Work request: Should a line in the entries below contain "JSON", return that line.

Data for this exercise:
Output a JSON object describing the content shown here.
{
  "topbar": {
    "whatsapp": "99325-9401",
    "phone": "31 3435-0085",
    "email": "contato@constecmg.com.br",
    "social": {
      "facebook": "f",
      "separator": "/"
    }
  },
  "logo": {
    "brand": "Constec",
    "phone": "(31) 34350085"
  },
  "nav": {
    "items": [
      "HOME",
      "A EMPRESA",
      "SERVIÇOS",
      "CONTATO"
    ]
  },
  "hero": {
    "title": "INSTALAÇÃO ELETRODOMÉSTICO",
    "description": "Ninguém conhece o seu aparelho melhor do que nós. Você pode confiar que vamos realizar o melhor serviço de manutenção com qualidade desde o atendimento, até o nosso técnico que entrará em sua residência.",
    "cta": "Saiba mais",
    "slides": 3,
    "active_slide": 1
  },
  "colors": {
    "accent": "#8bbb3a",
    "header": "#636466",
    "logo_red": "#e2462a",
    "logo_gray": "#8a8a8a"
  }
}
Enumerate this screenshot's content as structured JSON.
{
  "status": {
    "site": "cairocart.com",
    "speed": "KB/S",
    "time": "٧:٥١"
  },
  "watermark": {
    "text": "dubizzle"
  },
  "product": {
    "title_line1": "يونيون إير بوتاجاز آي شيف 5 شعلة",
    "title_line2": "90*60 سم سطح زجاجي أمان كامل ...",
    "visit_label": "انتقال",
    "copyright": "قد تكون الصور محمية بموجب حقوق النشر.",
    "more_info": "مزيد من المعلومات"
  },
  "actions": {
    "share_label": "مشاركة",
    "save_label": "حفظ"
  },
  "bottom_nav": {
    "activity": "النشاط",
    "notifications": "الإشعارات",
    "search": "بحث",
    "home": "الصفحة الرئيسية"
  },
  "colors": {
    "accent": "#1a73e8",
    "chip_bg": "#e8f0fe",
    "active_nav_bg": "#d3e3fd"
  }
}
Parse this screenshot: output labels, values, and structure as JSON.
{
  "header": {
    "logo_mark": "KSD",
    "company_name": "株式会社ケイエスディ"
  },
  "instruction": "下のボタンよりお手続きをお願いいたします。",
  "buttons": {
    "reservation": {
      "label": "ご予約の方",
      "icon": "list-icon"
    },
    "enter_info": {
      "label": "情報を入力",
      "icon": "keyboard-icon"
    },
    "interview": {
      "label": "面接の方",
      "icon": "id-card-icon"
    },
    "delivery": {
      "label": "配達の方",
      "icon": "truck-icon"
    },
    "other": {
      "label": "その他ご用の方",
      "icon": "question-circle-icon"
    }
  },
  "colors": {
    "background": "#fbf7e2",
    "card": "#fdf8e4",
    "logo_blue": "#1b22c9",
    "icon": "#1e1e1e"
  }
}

Output of the exercise:
Output a JSON object describing the content shown here.
Enumerate this screenshot's content as structured JSON.
Parse this screenshot: output labels, values, and structure as JSON.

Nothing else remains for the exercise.